The number of deaths from lung cancer has decreased in developed countries due to early detection, allowing for timely treatment. However, in low- and middle-income countries (LMICs), lung cancer still leads to high mortality rates, where there is a need for new diagnostic tools.
A recent study published in Science Advances describes a non-invasive, cost-effective platform for detecting lung cancer called PATROL and demonstrates its performance and potential impact.
Study: Inhalable Point-of-Care Urinary Diagnostic Platform. Image Source: mi_viri/Shutterstock.com
Low-dose computed tomography (LDCT) is the platform of choice for early-stage lung cancer screening when individuals at high risk for the disease have no symptoms. Its availability and use in clinical studies have led to a reduction in lung cancer deaths by up to a quarter.
However, this is a highly advanced and labor-intensive platform with low penetration in populations with low or middle income.
Liquid biopsies are another promising technology that detects low concentrations of cancer-associated biomarkers in body fluids. These also require extensive resources, limiting their applicability to poorer populations.
Another significant drawback of the widespread use of liquid biopsies is their reliance on blood-circulating biomarkers, although many of them are found in the tumor’s microenvironment.
What Did the Study Find?
The current platform is PATROL, short for Point-of-Care Aerosolizable Nanosensors with tumor-responsive Oligonucleotide Barcodes.
It is based on a set of activity-based nanosensors (ABNs) arranged in an inhalable array of microscale aerosols that can be loaded onto inhalers or nebulizers. Each sensor carries a DNA barcode.

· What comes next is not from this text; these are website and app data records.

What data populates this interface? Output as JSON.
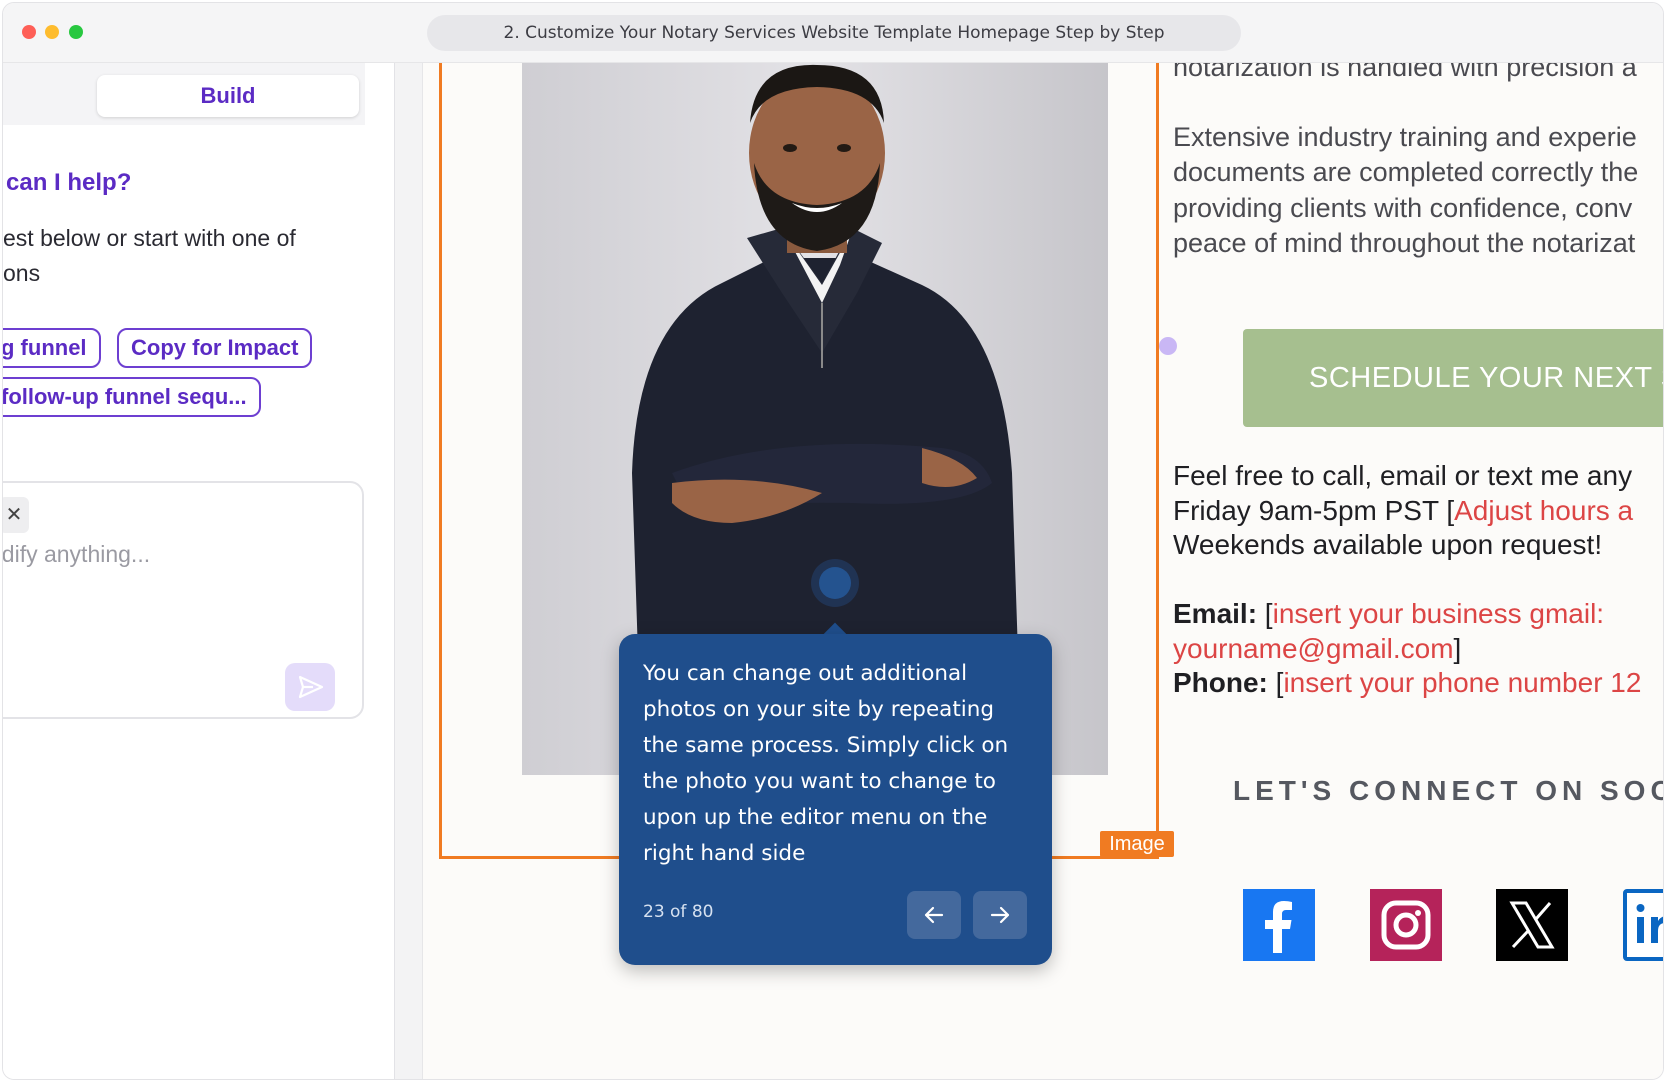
{
  "window": {
    "title": "2. Customize Your Notary Services Website Template Homepage Step by Step"
  },
  "left_panel": {
    "build_label": "Build",
    "help_title": "can I help?",
    "help_sub_line1": "est below or start with one of",
    "help_sub_line2": "ons",
    "chips": [
      "g funnel",
      "Copy for Impact",
      "follow-up funnel sequ..."
    ],
    "input_placeholder": "odify anything..."
  },
  "canvas": {
    "image_tag": "Image",
    "paragraph_lines": [
      "notarization is handled with precision a",
      "Extensive industry training and experie",
      "documents are completed correctly the",
      "providing clients with confidence, conv",
      "peace of mind throughout the notarizat"
    ],
    "schedule_button": "SCHEDULE YOUR NEXT S",
    "contact": {
      "line1": "Feel free to call, email or text me any",
      "line2_prefix": "Friday 9am-5pm PST [",
      "line2_red": "Adjust hours a",
      "line3": "Weekends available upon request!",
      "email_label": "Email:",
      "email_bracket_open": " [",
      "email_red1": "insert your business gmail:",
      "email_red2": "yourname@gmail.com",
      "email_bracket_close": "]",
      "phone_label": "Phone:",
      "phone_bracket_open": " [",
      "phone_red": "insert your phone number 12"
    },
    "social_title": "LET'S CONNECT ON SOCI",
    "social_icons": [
      "facebook-icon",
      "instagram-icon",
      "x-icon",
      "linkedin-icon"
    ]
  },
  "tooltip": {
    "text": "You can change out additional photos on your site by repeating the same process. Simply click on the photo you want to change to upon up the editor menu on the right hand side",
    "counter": "23 of 80"
  },
  "colors": {
    "accent_purple": "#5b2bc4",
    "frame_orange": "#f07b22",
    "tooltip_blue": "#1f4e8c",
    "button_green": "#a6bf8f",
    "placeholder_red": "#dc4545"
  }
}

In lung cancer, certain proteases are upregulated. These cleave the ABNs, releasing DNA reporter molecules that eventually exit the body through the urine. Chromatography/spectrometry showed that the urine contained the peptides of interest.

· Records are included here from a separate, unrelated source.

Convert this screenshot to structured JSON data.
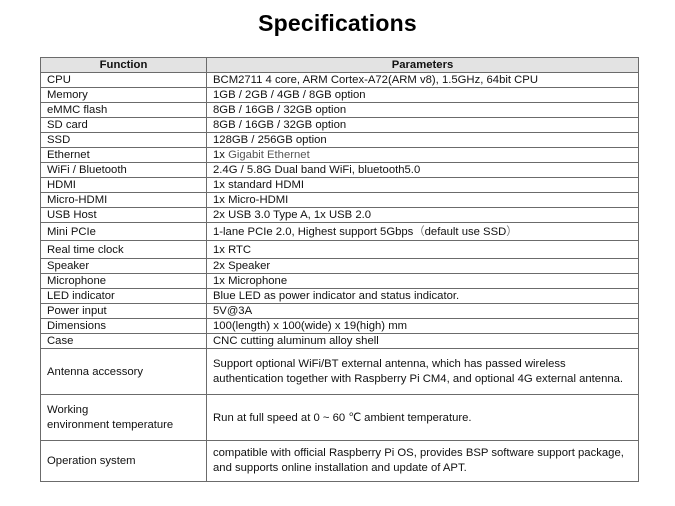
{
  "title": "Specifications",
  "table": {
    "headers": {
      "function": "Function",
      "parameters": "Parameters"
    },
    "rows": [
      {
        "function": "CPU",
        "parameters": "BCM2711 4 core, ARM Cortex-A72(ARM v8), 1.5GHz, 64bit CPU"
      },
      {
        "function": "Memory",
        "parameters": "1GB / 2GB / 4GB / 8GB option"
      },
      {
        "function": "eMMC flash",
        "parameters": "8GB / 16GB / 32GB option"
      },
      {
        "function": "SD card",
        "parameters": "8GB / 16GB / 32GB option"
      },
      {
        "function": "SSD",
        "parameters": "128GB / 256GB option"
      },
      {
        "function": "Ethernet",
        "parameters_prefix": "1x ",
        "parameters_highlight": "Gigabit Ethernet"
      },
      {
        "function": "WiFi / Bluetooth",
        "parameters": "2.4G / 5.8G Dual band WiFi, bluetooth5.0"
      },
      {
        "function": "HDMI",
        "parameters": "1x standard HDMI"
      },
      {
        "function": "Micro-HDMI",
        "parameters": "1x Micro-HDMI"
      },
      {
        "function": "USB Host",
        "parameters": "2x USB 3.0 Type A, 1x USB 2.0"
      },
      {
        "function": "Mini PCIe",
        "parameters_main": "1-lane PCIe 2.0, Highest support 5Gbps",
        "parameters_open": "（",
        "parameters_note": "default use SSD",
        "parameters_close": "）"
      },
      {
        "function": "Real time clock",
        "parameters": "1x RTC"
      },
      {
        "function": "Speaker",
        "parameters": "2x Speaker"
      },
      {
        "function": "Microphone",
        "parameters": "1x Microphone"
      },
      {
        "function": "LED indicator",
        "parameters": "Blue LED as power indicator and status indicator."
      },
      {
        "function": "Power input",
        "parameters": "5V@3A"
      },
      {
        "function": "Dimensions",
        "parameters": "100(length) x 100(wide) x 19(high) mm"
      },
      {
        "function": "Case",
        "parameters": "CNC cutting aluminum alloy shell"
      },
      {
        "function": "Antenna accessory",
        "parameters": "Support optional WiFi/BT external antenna, which has passed wireless authentication together with Raspberry Pi CM4, and optional 4G external antenna."
      },
      {
        "function_line1": "Working",
        "function_line2": "environment temperature",
        "parameters": "Run at full speed at 0 ~ 60 ℃ ambient temperature."
      },
      {
        "function": "Operation system",
        "parameters": "compatible with official Raspberry Pi OS, provides BSP software support package, and supports online installation and update of APT."
      }
    ]
  }
}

Next, the researchers transitioned to point-of-care detection (POC) to adapt the test to resource-poor environments. They developed a urine analysis tool in the form of a paper-based multiplex lateral flow assay (LFA).
The test is performed by inhaling the ABN biomarker array and conducting LFA of the urine. The ABN signature is available within 20 minutes, and the test is conducted at room temperature.
The ABN particles were redesigned to rapidly transform from nanoscale to aerosolized particles of 1-3 μm in size. Smaller particles are mostly exhaled, while larger particles do not pass through the upper airways.
They then utilized a large ABN library adapted to this platform to form a set of four markers, added DNA barcodes, and multiplexed them with room temperature LFAs.
They determined the protease substrate concentration, air flow pattern, and delivery mode that would provide the best results with minimal background noise.
Using a mouse lung cancer model, the researchers showed that PATROL exhibits high sensitivity and specificity for early-stage lung adenocarcinomas.
However, the overall significance of the area under the curve (AUC) for the predictive power of the probes was an order of magnitude lower than mass spectrometry. Nevertheless, the sensitivity was 75%, similar to micro-CT, with 100% sensitivity.
What are the Implications?
“Overall, PATROL holds significant clinical potential, not only achieving sensitive and specific early-stage lung cancer detection but also enabling easy deployment in resource-constrained environments.”
This highly modular design utilizes a self-administrable format, stabilized oligonucleotide barcodes readily immobilized on paper strips, and multiplex testing to detect the peptide biomarkers indicative of disrupted proteolysis in early-stage lung cancer.
Nebulization and inhalation have been used for decades to treat chronic lung diseases. They are designed to deliver the desired particles to the lungs without being degraded in the body.
This is leveraged here to ensure that the diagnostic particles reach the lungs, especially in peripheral regions, including bronchi, bronchioles, and alveoli, where lung cancer most commonly occurs.
PATROL not only provides amplified signals but also reduces noise, thus increasing the specificity of early-stage lung cancer detection.
By modifying the formulations, the deposition site can be adjusted to target deeper or more superficial regions within the tracheobronchial tree.
Using LFA based on synthetic DNA barcodes detected by direct hybridization on paper strips eliminates the need for amplification such as polymerase chain reaction or CRISP-R methods, enabling rapid and multiplex testing with results within 20 minutes.
Further research could help optimize and adapt the ABN library for other types of lung cancer on this platform. Additionally, extension to chronic lung diseases and infections is possible.
“We envision that by liberating disease screening from its current resource-intensive setting, we could enable viable monitoring tests to identify a disease when it is still easily treatable.”